Lower thinking skills and Higher thinking skills

When you design TASKS you have to take into account the thinking skills involved (see 4Cs  & COGNITION in the CLIL handout).

 Benjamin Bloom (1956) and a group of colleagues divided thinking skills into LOTS and HOTS and identified three domains of educational activities. In the nineties Lorin Anderson, a former student of Bloom, revisited the cognitive domain and made some changes>>>he changed the names in the six categories from noun to verb forms and rearranged them (see the highest thimking skills).

You can read more here: BLOM'S TAXONOMY OF LEARNING DOMAINS. The verbs in each level can be useful in the design of tasks. Anothe r very interesting source if you HERE

More on BLOOM'S TAXONOMY REVISED (you may use these verbs to create TASKS!)

This is a diagram of Bloom's revised Taxonomy showing the flow and process of learning. - A Churches

stella :-)

Dalton, J. & Smith, D. (1986) “Extending Children’s Special Abilities – Strategies for primary classrooms”  pp36-7

2 comentarios:

  1. We have read this information so many times...however we sometimes keep on working at the lowest levels of thinking skills, don´t we?
    So...we realize that the big challenge is not only, as you said on the first lesson, to learn how to use the ´netbook` but to use it appropriately, taking the highest levels of thinking skills into account....while we plan our teaching sequences...The combination of the good use of technology and interesting tasks will make the change...

  2. Yes, KArina. I cannot agree more. The challlenge is which ICT tools to include to enhance the use of HOTS. If we analise our textbooks, few thinking skills are included and most of them are LOTS. What about our classes? How much do we really make use of this C (see handout on CLIL)?
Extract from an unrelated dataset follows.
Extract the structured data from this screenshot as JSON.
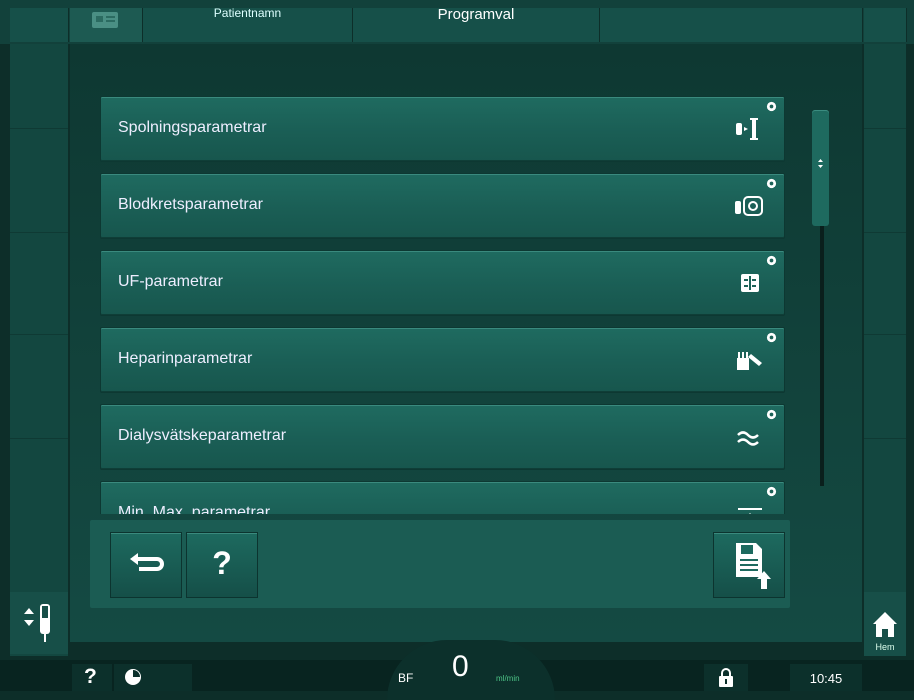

    Pls, take this into account when planning you assessment tasks (coming soon)

    stella :-)